About Tumescent Technique
Liposuction is by far, the most popular cosmetic surgical procedure in North America. Men and women across the continent are turning to liposuction to improve their body contour to achieve a level of self-esteem and confidence they deserve.
Liposuction can be performed in a variety of ways, differentiated by the amount of fluid used during the procedure; there is dry, semi wet, and wet. Tumescent liposuction is considered a form of “wet technique”, as you learn from below.
The Evolution Of The Tumescent Technique From The Dry Technique
The Dry Technique
Dating back to 1974, the development of a using a cannula to remove fat was started. This technique is named today as the “dry” form as further advancements have led to improvements on how liposuction is performed.
The dry technique made use of general anesthesia and required hospitalization. As 30-45% of the fluid suctioned out of the body was blood, a blood transfusion was required with every liposuction procedure. This excessive blood loss was not only dangerous and impractical but it meant that less fat could be suctioned out at a time.
The “Dry technique” has also lead to longer recovery time and higher incidence of complications such as seromas, not to mention, some very undesirable cosmetic results. This led several surgeons in the 1980’s to take liposuction one step further...
The Wet Technique
The wet technique included adding fluid into the areas to be treated to assist in liposuction. The fluid both aspirated the fat as well as maintained fluid equilibrium within the body, reducing blood loss and reducing the risks. It still required general and IV anesthesia. The blood lost in this method was greatly reduced to 15-20% of fluid suctioned, but this was still dangerously high.
The Beginning of Tumescent Liposuction
The art of Liposuction was a constant work in progress throughout the twentieth century as surgeons experimented with various techniques and technologies to make liposuction safer and more effective.
A major breakthrough came in 1987 from a dermatologic surgeon Jeffrey Klein, and is still used widely today:
The introduction of the tumescent liposuction technique is considered one of the safest and most effective techniques. In fact, the tumescent solution used is still sometimes referred to as Klein’s Solution.
Tumescent Technique in a Nutshell
With tumescent liposuction, the patient does not go under general anesthesia or intravenous anesthesia. Instead, a tumescent fluid is injected into the areas to be treated and acts as both the local anesthetic and the fluid forms part of the liposuction procedure.

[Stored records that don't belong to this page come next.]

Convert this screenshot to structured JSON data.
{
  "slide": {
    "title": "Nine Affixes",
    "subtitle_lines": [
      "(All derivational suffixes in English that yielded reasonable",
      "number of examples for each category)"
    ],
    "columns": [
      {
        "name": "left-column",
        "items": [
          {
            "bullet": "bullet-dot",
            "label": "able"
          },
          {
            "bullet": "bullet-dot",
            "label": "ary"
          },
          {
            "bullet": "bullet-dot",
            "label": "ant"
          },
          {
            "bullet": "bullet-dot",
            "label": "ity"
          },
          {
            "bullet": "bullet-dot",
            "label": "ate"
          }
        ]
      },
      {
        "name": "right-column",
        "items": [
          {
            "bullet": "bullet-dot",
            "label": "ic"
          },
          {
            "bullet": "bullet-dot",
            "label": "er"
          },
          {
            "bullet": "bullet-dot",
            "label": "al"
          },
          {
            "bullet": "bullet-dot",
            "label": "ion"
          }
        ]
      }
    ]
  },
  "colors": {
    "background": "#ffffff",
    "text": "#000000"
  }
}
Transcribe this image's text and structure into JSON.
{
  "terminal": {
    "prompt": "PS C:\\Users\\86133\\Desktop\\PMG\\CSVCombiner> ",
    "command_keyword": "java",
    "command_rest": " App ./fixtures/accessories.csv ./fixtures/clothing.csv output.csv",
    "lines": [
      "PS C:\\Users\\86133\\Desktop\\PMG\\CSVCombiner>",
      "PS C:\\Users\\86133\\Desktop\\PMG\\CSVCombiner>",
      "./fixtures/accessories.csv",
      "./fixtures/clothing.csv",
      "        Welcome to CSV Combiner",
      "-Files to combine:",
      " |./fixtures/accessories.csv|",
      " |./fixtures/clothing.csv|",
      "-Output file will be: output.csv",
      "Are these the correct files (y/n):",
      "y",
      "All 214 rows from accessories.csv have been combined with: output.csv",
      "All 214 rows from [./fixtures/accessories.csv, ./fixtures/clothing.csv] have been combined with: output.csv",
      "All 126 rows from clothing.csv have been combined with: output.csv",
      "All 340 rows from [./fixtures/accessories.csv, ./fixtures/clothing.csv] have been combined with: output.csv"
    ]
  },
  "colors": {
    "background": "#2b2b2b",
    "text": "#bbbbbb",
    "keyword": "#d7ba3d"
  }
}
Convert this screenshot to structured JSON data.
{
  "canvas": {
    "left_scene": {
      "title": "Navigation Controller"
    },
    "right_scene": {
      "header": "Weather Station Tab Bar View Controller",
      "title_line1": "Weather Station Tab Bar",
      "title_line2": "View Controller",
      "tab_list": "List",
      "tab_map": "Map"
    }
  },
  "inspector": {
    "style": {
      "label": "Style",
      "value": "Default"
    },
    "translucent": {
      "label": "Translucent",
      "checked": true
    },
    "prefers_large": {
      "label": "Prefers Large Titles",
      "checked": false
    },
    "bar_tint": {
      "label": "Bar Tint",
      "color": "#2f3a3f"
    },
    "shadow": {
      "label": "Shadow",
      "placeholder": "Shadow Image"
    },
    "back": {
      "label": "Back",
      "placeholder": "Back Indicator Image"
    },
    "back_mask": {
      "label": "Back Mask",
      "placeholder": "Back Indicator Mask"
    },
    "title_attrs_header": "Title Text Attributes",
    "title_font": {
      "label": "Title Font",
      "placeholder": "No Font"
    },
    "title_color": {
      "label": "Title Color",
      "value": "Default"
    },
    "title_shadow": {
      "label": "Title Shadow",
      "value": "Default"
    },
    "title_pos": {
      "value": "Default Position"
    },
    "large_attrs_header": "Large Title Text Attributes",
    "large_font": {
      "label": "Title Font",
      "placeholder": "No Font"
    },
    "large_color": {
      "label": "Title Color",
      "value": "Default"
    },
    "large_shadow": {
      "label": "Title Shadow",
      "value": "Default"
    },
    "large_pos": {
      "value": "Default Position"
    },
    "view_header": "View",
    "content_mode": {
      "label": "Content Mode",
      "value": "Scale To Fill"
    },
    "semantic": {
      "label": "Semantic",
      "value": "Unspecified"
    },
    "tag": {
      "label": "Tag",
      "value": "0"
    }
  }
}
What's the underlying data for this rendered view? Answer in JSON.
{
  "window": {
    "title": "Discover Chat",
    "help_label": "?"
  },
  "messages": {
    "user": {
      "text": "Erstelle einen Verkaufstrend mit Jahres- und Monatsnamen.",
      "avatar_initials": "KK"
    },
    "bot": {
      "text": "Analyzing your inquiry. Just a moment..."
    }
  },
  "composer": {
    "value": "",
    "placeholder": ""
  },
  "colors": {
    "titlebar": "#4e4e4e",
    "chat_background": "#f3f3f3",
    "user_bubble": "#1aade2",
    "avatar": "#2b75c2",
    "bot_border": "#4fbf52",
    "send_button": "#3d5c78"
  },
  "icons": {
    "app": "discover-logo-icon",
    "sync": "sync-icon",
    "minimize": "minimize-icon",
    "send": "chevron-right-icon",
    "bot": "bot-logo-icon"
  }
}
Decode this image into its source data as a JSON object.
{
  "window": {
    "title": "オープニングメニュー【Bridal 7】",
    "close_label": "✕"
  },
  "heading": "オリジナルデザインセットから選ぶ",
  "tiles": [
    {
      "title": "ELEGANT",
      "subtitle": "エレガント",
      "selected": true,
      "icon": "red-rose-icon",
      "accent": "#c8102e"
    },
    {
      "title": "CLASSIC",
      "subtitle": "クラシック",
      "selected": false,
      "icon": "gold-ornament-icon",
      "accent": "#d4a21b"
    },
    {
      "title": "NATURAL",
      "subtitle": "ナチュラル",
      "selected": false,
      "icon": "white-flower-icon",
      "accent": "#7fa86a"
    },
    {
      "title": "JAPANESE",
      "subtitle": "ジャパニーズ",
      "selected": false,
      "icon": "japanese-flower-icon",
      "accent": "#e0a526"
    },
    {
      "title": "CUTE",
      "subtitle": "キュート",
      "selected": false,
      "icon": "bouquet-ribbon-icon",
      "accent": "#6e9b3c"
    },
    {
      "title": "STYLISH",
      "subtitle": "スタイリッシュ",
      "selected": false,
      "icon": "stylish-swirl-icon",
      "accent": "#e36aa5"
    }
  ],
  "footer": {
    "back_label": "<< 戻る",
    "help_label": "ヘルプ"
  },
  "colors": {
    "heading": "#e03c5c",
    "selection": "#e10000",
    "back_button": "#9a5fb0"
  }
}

The tumescent was a basic solution of saline with various doses of lidocaine and epinephrine. Although it is has been develop to include several other ingredients, these still remain the main medications used.
Fat is then suctioned out of the subcutaneous tissue, along with a certain volume of the solution. Some of the solution will remain in the body for several hours after the procedure and will slowly be drained out of the subcutaneous tissue.
Benefits of Tumescent Procedure
- Through the tumescent technique, liposuction can be performed without the need for hospitalization or blood transfusion. The patient can even go home in the same day, after the procedure, provided they do not drive themselves as the anesthesia may still leave them drowsy for several hours afterwards.
- In tumescent solutions containing epinephrine, this substance provides excellent haemostasis (inhibition of bleeding) provided by the vaso-constrictive effects of the epinephrine.
- As opposed to local anesthetic, the use of intravenous fluids or general anesthesia may lead patients to experience fluid overload with the possibility of pulmonary edema (fluid sac in the lung which could lead to respiratory failure).
- The percentage of blood removed along with the fat is as little as 1% or less.
- The slow absorption of the tumescent solution into the subcutaneous tissue allows for gradual intravascular volume replacement. This maintains equilibrium within the body throughout the procedure, minimizing the risk of complications.
- The anesthesia is slowly removed from the body, which means the patient is still anesthetized after the procedure, which reduced the need for too many additional medications, and thus risks of complications as well as additional costs are also reduced.
The Super-Wet Technique
The super-wet technique is another further development of the tumescent technique. This technique works in a similar fashion to tumescent technique with the main difference being in the volume and concentration of the fluid injected into the body region. The volume of the fluid injected is equal to the amount of fat being removed.
This method, although considered quicker than tumescent liposuction still incorporates general anesthesia. The blood lost in this technique is greater than that of tumescent liposuction, but less than that of the wet technique. The super-wet technique still remains an alternative to those unable to handle the higher amounts of lidocaine and other medications used in tumescent or to those preferring the benefits of general anesthesia.
Liposuction continues to be developed further every day to make it safer and more effective but it was the evolution away from the infamous dry technique that paved the way for liposuction procedures today to be more universally accepted as safe. At Toronto Cosmetic Clinic, liposuction is performed by a plastic surgeon using the Wet Technique. Most patients do use, SmartLipo™ which even though it is laser assisted is a form of the wet technique.